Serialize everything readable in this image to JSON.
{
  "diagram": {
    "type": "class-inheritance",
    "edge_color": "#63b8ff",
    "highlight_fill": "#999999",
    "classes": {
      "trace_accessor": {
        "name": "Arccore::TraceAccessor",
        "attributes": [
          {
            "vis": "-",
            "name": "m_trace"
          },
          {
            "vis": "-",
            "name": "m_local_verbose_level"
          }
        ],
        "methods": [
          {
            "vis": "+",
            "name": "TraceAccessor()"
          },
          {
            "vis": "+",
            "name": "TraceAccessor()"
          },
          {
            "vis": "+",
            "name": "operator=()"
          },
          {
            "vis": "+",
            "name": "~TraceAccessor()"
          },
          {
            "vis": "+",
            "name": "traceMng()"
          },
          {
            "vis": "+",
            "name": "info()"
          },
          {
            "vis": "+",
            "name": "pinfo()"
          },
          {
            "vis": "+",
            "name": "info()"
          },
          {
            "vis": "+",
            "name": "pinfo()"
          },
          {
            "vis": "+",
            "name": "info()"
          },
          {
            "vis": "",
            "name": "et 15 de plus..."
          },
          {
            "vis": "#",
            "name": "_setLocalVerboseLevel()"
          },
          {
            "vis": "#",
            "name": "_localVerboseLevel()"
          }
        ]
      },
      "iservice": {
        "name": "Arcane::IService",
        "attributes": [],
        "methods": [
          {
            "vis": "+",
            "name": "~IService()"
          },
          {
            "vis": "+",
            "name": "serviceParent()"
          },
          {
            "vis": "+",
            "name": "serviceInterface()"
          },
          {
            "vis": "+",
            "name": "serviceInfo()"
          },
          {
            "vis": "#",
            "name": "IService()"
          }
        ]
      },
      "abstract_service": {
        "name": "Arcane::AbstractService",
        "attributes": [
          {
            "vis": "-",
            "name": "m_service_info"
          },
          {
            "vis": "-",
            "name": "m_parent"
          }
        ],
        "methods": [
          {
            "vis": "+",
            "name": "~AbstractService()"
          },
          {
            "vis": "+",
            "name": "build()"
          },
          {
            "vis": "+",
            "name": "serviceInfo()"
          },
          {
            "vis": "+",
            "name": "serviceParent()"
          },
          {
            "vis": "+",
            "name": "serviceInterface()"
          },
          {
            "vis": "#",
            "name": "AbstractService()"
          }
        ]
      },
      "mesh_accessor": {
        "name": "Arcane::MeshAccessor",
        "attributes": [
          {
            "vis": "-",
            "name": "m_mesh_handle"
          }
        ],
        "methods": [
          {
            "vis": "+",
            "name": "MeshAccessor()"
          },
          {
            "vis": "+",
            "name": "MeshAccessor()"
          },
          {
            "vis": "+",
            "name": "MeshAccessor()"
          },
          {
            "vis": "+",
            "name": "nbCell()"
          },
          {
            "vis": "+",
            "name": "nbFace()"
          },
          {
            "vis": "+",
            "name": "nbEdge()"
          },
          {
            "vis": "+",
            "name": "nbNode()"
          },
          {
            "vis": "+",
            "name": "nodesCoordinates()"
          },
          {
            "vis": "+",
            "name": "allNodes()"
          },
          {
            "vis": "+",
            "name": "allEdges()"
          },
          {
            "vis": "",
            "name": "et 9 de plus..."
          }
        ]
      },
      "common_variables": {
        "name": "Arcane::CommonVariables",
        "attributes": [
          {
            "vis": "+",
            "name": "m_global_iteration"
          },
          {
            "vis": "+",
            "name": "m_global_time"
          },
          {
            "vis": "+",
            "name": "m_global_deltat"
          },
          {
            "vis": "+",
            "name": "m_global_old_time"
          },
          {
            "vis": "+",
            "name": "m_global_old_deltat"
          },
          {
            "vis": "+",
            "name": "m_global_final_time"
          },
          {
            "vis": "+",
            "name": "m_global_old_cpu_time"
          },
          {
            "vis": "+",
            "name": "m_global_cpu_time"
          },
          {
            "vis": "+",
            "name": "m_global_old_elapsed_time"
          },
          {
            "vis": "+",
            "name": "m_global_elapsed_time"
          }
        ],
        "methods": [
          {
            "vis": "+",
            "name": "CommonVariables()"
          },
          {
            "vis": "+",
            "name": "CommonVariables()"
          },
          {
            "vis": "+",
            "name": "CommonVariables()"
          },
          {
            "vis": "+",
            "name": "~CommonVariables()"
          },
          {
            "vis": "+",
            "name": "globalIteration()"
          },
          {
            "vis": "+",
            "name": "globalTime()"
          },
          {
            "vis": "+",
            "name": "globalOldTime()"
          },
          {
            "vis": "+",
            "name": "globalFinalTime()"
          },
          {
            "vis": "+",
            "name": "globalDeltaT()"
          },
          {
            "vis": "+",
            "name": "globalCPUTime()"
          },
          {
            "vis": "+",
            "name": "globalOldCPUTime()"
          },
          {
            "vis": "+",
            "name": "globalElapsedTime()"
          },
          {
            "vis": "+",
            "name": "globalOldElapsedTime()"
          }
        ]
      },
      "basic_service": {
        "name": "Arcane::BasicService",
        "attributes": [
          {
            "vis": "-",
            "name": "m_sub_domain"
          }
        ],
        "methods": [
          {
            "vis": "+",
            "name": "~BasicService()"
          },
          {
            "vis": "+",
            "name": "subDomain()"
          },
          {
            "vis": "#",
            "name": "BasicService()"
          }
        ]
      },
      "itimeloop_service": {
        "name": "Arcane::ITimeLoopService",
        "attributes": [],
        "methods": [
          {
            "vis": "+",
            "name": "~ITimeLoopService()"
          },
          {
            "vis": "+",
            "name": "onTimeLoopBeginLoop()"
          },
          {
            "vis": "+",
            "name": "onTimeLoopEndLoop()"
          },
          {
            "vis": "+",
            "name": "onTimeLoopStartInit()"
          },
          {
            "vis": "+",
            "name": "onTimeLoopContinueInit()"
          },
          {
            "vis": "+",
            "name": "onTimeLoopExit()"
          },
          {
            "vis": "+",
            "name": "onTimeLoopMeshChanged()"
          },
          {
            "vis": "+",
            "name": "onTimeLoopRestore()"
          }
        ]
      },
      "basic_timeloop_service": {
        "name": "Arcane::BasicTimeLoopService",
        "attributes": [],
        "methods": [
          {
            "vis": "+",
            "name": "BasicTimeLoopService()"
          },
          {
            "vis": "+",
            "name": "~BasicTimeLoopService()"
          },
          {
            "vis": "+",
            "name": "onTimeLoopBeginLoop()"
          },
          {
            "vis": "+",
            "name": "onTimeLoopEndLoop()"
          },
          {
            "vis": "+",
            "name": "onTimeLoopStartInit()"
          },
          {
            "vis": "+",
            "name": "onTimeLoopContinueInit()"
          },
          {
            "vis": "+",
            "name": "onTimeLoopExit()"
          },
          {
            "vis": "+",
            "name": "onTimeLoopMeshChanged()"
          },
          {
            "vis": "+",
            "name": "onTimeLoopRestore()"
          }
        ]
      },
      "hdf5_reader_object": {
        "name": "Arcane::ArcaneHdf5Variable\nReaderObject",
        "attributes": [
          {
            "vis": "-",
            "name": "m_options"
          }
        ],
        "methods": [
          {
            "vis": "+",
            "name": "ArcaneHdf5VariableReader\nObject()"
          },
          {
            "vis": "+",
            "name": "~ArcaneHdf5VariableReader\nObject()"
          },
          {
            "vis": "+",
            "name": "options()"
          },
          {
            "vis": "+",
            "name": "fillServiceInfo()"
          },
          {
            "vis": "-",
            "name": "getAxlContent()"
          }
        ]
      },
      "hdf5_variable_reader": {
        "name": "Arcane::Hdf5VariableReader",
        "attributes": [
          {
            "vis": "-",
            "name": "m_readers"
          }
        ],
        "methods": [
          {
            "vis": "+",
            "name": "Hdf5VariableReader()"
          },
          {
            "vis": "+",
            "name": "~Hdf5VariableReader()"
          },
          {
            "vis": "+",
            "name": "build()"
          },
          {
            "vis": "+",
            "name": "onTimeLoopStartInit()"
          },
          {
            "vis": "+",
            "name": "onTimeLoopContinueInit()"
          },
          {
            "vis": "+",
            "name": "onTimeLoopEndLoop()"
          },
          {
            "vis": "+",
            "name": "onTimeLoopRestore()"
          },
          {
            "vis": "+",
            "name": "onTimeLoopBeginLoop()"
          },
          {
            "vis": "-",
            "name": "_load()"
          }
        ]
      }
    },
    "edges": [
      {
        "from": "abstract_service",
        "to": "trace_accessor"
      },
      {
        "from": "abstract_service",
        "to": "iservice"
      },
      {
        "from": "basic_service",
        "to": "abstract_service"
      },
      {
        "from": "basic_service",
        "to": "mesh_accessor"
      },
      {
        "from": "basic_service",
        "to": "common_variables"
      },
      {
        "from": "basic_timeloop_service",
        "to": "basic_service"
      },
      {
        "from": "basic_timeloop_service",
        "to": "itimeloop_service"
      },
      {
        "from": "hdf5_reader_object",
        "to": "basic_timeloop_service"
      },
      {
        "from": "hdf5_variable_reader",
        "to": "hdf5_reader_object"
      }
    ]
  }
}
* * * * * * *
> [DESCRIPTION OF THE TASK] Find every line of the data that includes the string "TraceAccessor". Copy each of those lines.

> [THE COMPLETED TASK]
        "name": "Arccore::TraceAccessor",
            "name": "TraceAccessor()"
            "name": "TraceAccessor()"
            "name": "~TraceAccessor()"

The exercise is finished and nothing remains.